Denmark to Cut Aid Money to Palestinians
No funding for NGOs that have ties with terror
The Danish Foreign Ministry announced December 22 that Copenhagen will cut funding to Palestinian Non-Governmental Organizations (NGOs) that promote boycotting Israel or have ties with extremist organizations in the West Bank. The move came after Israeli Public Security Minister Gilad Erdan informed the Danish government about West Bank organizations that have received aid money and maintain ties with terror groups.
“It is important that there is confidence that Danish assistance is being utilized for the right purposes,” said Danish Foreign Minister Anders Samuelsen following an internal investigation. He added that many organizations currently receiving Danish support would “no longer do so.”

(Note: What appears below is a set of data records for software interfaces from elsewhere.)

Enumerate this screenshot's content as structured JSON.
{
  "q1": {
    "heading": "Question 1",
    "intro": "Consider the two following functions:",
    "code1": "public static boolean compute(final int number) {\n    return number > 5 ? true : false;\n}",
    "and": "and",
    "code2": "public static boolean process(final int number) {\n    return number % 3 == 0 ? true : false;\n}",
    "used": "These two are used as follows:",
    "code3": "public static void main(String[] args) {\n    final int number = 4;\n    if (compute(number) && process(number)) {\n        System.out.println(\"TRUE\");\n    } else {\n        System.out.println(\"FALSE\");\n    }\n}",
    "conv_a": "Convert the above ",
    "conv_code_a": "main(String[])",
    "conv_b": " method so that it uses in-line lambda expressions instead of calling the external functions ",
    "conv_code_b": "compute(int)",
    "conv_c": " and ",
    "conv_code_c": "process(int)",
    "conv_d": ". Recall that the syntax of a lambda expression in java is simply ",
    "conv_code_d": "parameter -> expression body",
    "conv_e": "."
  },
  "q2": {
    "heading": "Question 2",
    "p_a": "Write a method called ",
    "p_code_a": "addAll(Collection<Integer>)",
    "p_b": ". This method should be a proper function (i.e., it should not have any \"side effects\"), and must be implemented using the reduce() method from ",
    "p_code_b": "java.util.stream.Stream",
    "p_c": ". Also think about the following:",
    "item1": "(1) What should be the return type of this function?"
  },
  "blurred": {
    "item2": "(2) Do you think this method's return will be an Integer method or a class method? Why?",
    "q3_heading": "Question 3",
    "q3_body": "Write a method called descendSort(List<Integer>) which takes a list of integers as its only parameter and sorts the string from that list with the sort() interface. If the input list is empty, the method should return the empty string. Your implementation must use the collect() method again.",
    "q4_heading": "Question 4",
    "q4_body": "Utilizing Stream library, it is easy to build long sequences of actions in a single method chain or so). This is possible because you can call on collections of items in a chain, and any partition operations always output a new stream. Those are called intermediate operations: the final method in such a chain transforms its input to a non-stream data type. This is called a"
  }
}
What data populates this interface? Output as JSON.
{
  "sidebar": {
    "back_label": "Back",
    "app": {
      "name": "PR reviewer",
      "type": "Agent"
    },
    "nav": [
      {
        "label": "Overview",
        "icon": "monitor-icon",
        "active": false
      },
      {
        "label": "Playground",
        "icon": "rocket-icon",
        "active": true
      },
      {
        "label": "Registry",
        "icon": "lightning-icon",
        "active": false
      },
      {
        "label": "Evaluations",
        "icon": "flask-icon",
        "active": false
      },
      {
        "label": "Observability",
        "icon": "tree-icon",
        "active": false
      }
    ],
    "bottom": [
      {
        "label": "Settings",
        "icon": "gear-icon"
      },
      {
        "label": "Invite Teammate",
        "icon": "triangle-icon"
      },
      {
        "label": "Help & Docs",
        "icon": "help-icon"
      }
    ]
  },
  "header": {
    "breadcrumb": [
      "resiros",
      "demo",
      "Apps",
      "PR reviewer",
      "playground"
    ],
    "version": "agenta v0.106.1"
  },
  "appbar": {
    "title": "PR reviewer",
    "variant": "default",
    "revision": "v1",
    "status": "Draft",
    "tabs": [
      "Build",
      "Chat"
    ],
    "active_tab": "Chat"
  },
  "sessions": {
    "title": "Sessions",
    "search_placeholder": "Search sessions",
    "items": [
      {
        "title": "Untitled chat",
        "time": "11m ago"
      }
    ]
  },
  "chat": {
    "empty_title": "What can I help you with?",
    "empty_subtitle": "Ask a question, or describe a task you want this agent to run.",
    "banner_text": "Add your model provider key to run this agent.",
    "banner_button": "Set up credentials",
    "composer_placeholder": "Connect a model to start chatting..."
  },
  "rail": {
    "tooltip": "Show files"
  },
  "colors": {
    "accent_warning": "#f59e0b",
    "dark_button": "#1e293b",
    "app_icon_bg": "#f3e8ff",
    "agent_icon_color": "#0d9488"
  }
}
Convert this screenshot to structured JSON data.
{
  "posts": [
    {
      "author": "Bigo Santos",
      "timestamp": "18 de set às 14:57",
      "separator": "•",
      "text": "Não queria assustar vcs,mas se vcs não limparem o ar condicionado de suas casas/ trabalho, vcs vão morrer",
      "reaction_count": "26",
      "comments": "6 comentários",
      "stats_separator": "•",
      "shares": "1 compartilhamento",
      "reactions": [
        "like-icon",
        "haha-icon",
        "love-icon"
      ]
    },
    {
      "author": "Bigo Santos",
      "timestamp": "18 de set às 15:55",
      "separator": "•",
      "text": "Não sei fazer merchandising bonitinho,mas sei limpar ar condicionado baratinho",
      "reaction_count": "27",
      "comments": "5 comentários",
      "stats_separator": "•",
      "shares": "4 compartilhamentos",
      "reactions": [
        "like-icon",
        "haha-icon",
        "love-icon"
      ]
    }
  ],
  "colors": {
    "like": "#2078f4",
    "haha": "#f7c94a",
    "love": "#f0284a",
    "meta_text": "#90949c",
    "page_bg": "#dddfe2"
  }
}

In response, Omar Abdullah, the head of the UN Department at the Palestinian Authority (PA) Ministry of Foreign Affairs, asserted that conditional aid money is not acceptable. “The aid money goes to civil society organizations,” he contended to The Media line, “the international community shouldn’t back Israeli claims against Palestinian civil organizations. The international community shouldn’t forget that Palestine is under occupation.”
According to Abdullah, Israel targets Palestinian civil organizations because of the role they play in revealing the crimes of the Israeli military presence in the West Bank. Abdullah claimed that Israel is trying to distort the image of the Palestinians on the international stage.
Erdan, on the other hand, welcomed the Danish decision, saying that “Palestinian NGOs which have ties to internationally-designated terrorist organizations and which promote boycotts against Israel should not receive European governmental funding. I call on all other European governments to exercise the same moral responsibility and take similar steps.”
The Palestinian economy is heavily dependent on international aid. Early in 2013, there was a drop in international assistance to the PA for the first time in a decade, causing the GDP in the West Bank to shrink dramatically.
An economic analyst, who spoke to The Media line on condition of anonymity, explained that the PA has become a society dependent on aid money. “Any massive cuts in aid money to the PA will impact on the government’s ability to pay salaries. This would put a lot of pressure on the economy since the government employs 22 percent of the population.”
The analyst stressed that donors should have a strategic fallback plan on how to cut off aid money, otherwise it would harm the Palestinian economy enormously.
Earlier this month, the U.S. Congress passed a bill that will cut nearly half of American aid to the PA unless it stops paying monthly stipends to the families of dead, injured or imprisoned Palestinian “freedom fighters” (deemed terrorists by the Israeli authorities). The legislation stipulates that funds would still be disbursed for purely humanitarian initiatives, such as water projects and securing vaccinations for children.
In May, The United Nations decided to withdraw support for a Palestinian women’s center in the northern West Bank city of Nablus named after a Dalal Mughrabi, who took part in an attack on the Tel Aviv-Haifa coastal road in 1978. Mughrabi was one of nine Palestinians who hijacked a bus and killed 38 Israelis and wounded 72. “The UN disassociated itself from the center once it learned the offensive name chosen for it,” UN spokesperson Stéphane Dujarric said, “we will take measures to ensure that such incidents do not take place in the future.”
The UN move came days after Norway’s Foreign Minister Ine Søreide condemned the PA for naming the center after Mughrabi. She demanded that her country’s name be removed from the building and that funds it had donated for its construction be returned.
Thuraya Hussein, the head of the Palestinian Women’s Affairs Team explained to The Media Line that “we built the center, but the people of the village decided on the name, not us. We respect their right to choose their center’s name.”
Israeli Foreign Ministry spokesperson Emmanuel Nahshon told The Media Line that the government is in favor of cutting aid money that goes to “terror, violence and incitement.” Nahshon stressed that using such funds in this manner is contrary to the PA’s obligations under signed treaties. “Aid money is invested in salaries to terrorists and incitement to violence and that doesn’t contribute to achieving peace,” he asserted.
The PA claims that over the past three years, these controversial funds have been paid through the Palestine Liberation Organization—not from the PA’s own budget—and are thus are not drawn from foreign donor governments’ grants.